Friday, July 27, 2012
At 9 o'clock tonight local time, the opening ceremony of the 2012 Summer Olympic Games begins in London. Already at 10:30 this morning, Jacques Rogge, President of the IOC, was addressing the world press. His speech will have been interpreted into several languages.
Forgive me if, on this historic occasion, I indulge in some personal memories.
The first Olympics I saw were the 1948 ones in London. In fact I was living and going to school within walking distance of their main venue, the old Empire Stadium in the London suburb of Wembley. They were especially exciting because they were the first after WW2. I didn't see much of them; we didn't have TV. But I was present to see the great Fanny Blankers-Koen win one of her four golds. Amazingly, it's on YouTube: click here. By that time I was already a conscious Native Translator from years of language courses at school and one year at university, but I had no idea that Expert Translation even existed as a profession, and there were as yet no schools of translation in the UK.

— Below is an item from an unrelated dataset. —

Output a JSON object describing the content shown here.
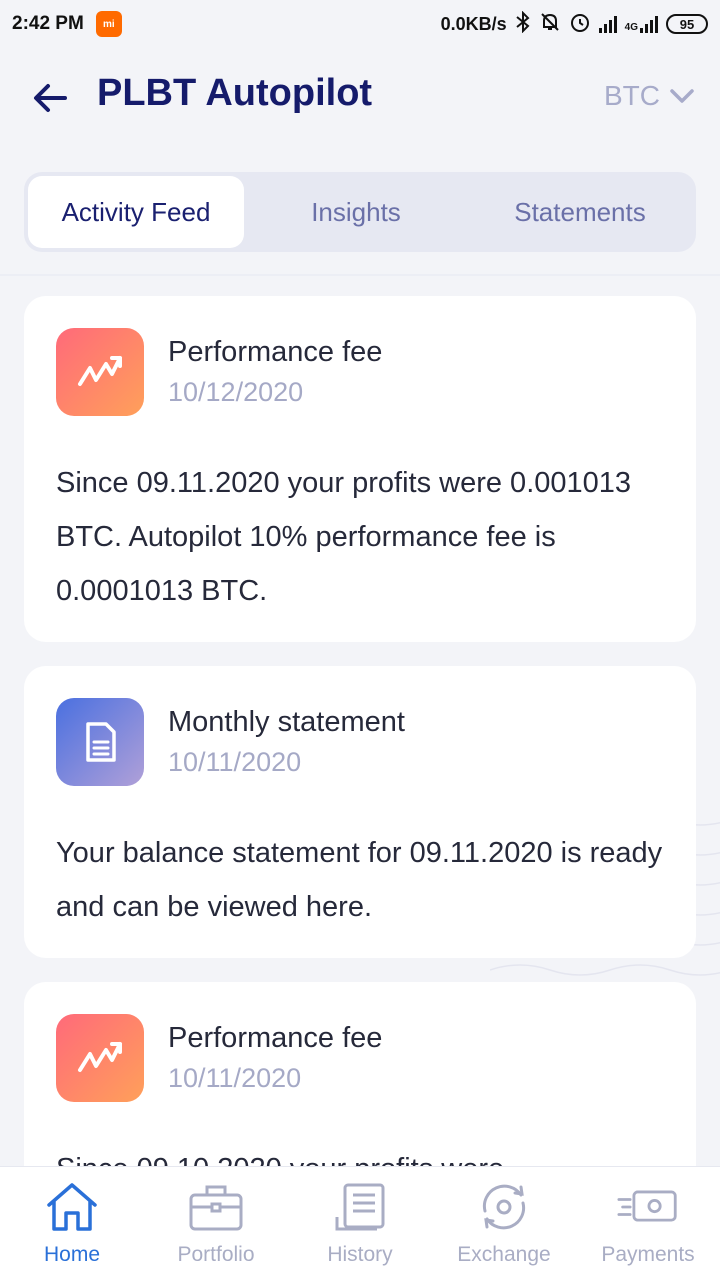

The second time was the 1976 Montreal Games. Very different. I was living further away from the venue, in Ottawa, but 200 km is almost next door by Canadian standards. By then I was a Professional Expert Conference Interpreter. I did a four-week stint at the Games, which included a week of preparation since it was 'money no object' for the Montreal organisers under legendary Mayor Jean Drapeau. My most vivid memory is of the evening at the Montreal Forum when little Nadia Comaneci scored her perfect 10, the first Olympics gymnast ever to do so. (It too is here on YouTube.) The reason I got in, and even had a front-row standing position, was that the organisers had forgotten to order proper identity tags for us interpreters. No doubt we were their least concern. So at the last minute they decided to issue us press tags, and those got us in everywhere.
I have other stories about those games, but they concern Professional Interpreters and so this blog isn’t the place. Instead, I want to draw attention to the army of other interpreters at the Games, the Native Liaison Interpreters. Unlike the conference interpreters huddled away in their booths, they wear smart uniforms and are to be seen walking around everywhere at all such international events. Some are temporarily professionals, some are volunteers. But they aren’t engaged as interpreters and they aren’t recognised as such. They’re called hostesses and hosts or guides, etc. Of course they have a lot of other duties besides interpreting, but many of them have to be bilingual, including the professional London Blue Badge Guides, and it’s not sufficiently appreciated that impromptu translating and interpreting are part of the job. It's taken for granted.
So with all those Liaison Interpreters around, why are Conference Interpreters needed? For one thing for the press conferences like Jacques Rogge's this morning and which follow each event. But few people realise how much conference work goes on behind the scenes before the Games even open. It’s an opportunity for the world governing bodies of each sport to get together. I had said to our chief that I knew about soccer, which in those days few Canadians played, so I was assigned to a week of meetings of FIFA, as well as to a tense meeting of the IOC over Taiwan‘s participation as “China“. I was on the relief team that was hastily formed and called in around 7 am to the Queen Elizabeth Hotel when the IOC meeting had gone on all night and worn out the regular team.
When somebody at Forli asked me what was the most interesting interpretation job I'd ever had, I didn't hestitate. I regard the Montreal Olympics as the high point of my professional interpreting career. I'm sure the London Olympics will be the high point for many younger interpreters, Expert and Native.
Fanny Blankers-Koen. Wikipedia. Click here.
The Guild of Registered Tourist Guides, London. Click here.
Canadian Broadcasting Corporation. Taiwan controversy at the 1976 Montreal Olympics. CBC Digital Archives. Click here.